and methods. Their intent is the acquisition or subordinate groups or the resolution of a
certain issue to the benefit of some group.
Revolutionary movements are sweeping in scope and aim for a restructuring of
societal institutions and ultimately the class system itself.
Reactionary movements are regressive, designed to resist progressive changes in
the structure of inequality or perhaps even to recreate social hierarchies that existed in
Political Institutions and Inequality
Political institutions ▯an interrelated network or system of believes, activities,
organizations (political parties) and relationships that directs and regulated the collective
functioning of a society or other organizations.
State should be independent from religion.
Emergence of Political Institutions
Industrial Division of Labor Diversity, Anonymity, Individualism
We need institutions due to the shifts in society.
Components and Functions
a. State – framework used to make a government
c. Political parties – based on ideology
a. External protection
b. Internal order – political system used to make laws
c. Protection against natural disasters
d. Economic support
e. Benefit allocation
f. Public services
g. Legitimacy promotion
1. Social Contract Theory
a. Thomas Hobbes – pessimistic, “we are like animals”
b. John Lock—we were born clean ▯society is responsibly for what we
are and what we become. We are what we are.
c. Jean Rousseau
Social contract = long time ago when we lives in isolated communities, we did not have
laws/police/political institutions – we lived by laws and regulations of the masses Ł the
norms and values. (THE STATE OF NATURE*)
We are all products of society.
Hitler vs. Mother Terissa
2. Elite Theory – suggests that in every society, in history, there has always been
one group of people who rule
a. Social power in all societies is in the few hands known as elites
b. Elite control the major resources
c. Always endeavor to protect and preserve their power
d. They use means to rules the society
e. They are usually invisible in large societies and complex governments
f. Dramatic social changes are always resisted by the elites
In simple societies, elites are easy to spot.
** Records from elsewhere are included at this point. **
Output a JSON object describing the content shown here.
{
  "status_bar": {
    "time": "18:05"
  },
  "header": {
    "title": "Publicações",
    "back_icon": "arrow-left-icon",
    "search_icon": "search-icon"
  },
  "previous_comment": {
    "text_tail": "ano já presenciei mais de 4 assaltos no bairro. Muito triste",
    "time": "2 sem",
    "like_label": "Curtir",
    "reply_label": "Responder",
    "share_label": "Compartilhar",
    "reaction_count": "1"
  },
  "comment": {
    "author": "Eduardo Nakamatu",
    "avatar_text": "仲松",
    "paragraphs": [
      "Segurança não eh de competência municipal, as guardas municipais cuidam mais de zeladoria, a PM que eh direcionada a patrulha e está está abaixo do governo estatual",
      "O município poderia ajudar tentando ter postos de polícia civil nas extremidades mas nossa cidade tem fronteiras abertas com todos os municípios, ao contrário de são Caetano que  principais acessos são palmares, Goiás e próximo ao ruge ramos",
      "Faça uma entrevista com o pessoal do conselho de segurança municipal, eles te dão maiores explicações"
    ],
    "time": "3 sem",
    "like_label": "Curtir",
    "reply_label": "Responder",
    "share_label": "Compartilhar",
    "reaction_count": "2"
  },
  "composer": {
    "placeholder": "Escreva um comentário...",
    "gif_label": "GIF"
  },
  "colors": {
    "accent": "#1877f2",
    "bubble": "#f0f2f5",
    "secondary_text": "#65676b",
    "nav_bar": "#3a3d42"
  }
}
In modern complex societies, it is hard
to convince people there is a hidden elite society that controls us.
Elites = tiny groups whose members occupy the society’s top positions of power. Think
that average individuals have little say in what shapes society.
Masses = nonelites, are those who make up the vast majority of the society’s population Pluralist = see’s society divided into pieces and things that individuals have a
meaningful input. Sees a role for the “masses”. This is accomplished through the interest
group system. Purpose = Balanced the elites and the masses.
PACs = political action committees – organizations outside the official political parties
that are designed to raise and distribute money to candidates.
The more money you have, the more money you contribute to elections and political
Power Elites = major business, executive branch and military
Pluralist Model – suggest that interest groups and lobbyists who do not represent any
political party play a significant role in decision making process at local and national
Lobbying – paying someone to promote your agenda in the government. The more money
you pay, the higher your result will be.
Machiavelli ▯said neutrality will “kill” you. You need to be dominant and powerful.
Viciousness, greed, cruelty, and lust.
***all about the conflict perspective***
Educational Institutions Social organizations responsible for transmission of knowledge, skills, beliefs,
and values from one generations to another.
Socialization – process of transmitting socially appropriate beliefs and behavior
patterns to an individual.
Biological bases – instincts, childhood dependence, capacity to learn, language
Theories on socialization